◆ INSTRUCTIONS TO FOLLOW:
Look through the listing below and report the lines that have the word "data" in them.

◆ MATERIAL PROVIDED:
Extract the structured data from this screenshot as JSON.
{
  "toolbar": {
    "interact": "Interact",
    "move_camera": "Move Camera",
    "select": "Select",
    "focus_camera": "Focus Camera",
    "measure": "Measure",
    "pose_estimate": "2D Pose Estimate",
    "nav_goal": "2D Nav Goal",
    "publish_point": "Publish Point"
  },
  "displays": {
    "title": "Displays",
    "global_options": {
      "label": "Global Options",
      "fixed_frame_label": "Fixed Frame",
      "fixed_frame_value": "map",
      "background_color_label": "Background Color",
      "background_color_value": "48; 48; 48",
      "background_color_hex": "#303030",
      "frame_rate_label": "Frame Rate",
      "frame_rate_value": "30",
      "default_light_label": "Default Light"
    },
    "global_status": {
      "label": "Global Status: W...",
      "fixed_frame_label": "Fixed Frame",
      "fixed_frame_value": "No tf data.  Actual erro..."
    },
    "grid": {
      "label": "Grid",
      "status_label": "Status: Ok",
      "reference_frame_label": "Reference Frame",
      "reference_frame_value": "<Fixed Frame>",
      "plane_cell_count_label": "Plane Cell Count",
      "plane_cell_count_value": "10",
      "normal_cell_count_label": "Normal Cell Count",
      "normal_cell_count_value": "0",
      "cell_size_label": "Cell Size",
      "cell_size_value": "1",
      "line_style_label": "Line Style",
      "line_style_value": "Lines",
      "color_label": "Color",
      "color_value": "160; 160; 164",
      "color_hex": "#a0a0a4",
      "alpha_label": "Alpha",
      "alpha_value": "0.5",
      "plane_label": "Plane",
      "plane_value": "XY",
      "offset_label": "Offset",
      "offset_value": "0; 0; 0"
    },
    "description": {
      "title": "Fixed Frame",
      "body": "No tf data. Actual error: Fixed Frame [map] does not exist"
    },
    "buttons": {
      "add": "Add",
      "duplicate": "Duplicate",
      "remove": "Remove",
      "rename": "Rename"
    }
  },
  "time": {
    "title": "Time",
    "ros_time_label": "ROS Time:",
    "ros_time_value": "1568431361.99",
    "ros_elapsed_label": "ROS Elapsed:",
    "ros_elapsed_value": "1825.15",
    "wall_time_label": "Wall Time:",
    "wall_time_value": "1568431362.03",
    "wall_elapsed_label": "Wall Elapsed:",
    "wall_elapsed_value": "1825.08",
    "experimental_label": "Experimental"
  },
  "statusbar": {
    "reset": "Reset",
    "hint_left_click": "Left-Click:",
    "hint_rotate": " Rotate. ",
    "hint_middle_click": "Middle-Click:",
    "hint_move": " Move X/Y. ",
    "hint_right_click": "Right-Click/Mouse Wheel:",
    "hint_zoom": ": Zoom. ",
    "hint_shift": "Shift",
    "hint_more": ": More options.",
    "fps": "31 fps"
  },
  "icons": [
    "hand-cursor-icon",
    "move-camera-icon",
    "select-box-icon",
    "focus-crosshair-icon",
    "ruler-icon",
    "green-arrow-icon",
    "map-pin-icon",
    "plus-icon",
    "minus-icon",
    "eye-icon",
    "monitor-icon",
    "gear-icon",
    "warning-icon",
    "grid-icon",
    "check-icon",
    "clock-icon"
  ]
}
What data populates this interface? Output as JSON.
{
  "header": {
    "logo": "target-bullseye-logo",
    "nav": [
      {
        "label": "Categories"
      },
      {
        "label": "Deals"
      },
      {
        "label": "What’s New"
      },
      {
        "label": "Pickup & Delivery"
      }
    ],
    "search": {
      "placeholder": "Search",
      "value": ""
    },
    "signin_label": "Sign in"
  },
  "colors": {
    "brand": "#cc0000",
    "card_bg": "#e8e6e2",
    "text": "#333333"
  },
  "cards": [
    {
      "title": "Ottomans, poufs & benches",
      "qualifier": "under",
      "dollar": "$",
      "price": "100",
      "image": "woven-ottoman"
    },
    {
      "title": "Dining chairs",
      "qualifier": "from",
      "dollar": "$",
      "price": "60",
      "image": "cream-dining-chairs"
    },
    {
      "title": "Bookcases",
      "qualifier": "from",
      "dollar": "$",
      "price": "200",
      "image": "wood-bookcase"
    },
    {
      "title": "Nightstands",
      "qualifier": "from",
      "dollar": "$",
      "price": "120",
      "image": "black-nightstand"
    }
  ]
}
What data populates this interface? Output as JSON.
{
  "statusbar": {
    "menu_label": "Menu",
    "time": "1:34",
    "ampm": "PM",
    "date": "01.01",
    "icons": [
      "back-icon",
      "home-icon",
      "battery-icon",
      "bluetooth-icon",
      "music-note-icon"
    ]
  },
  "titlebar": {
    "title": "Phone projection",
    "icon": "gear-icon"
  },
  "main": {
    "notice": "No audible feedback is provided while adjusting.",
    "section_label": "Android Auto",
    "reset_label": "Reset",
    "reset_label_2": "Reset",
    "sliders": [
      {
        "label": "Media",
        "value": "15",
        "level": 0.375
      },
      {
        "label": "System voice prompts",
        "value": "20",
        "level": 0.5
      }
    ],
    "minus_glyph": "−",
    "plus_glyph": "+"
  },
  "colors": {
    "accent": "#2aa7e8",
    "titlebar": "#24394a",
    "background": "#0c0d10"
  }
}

◆ SOLUTION TO THE EXERCISE:
Extract the structured data from this screenshot as JSON.
      "fixed_frame_value": "No tf data.  Actual erro..."
      "body": "No tf data. Actual error: Fixed Frame [map] does not exist"
What data populates this interface? Output as JSON.
What data populates this interface? Output as JSON.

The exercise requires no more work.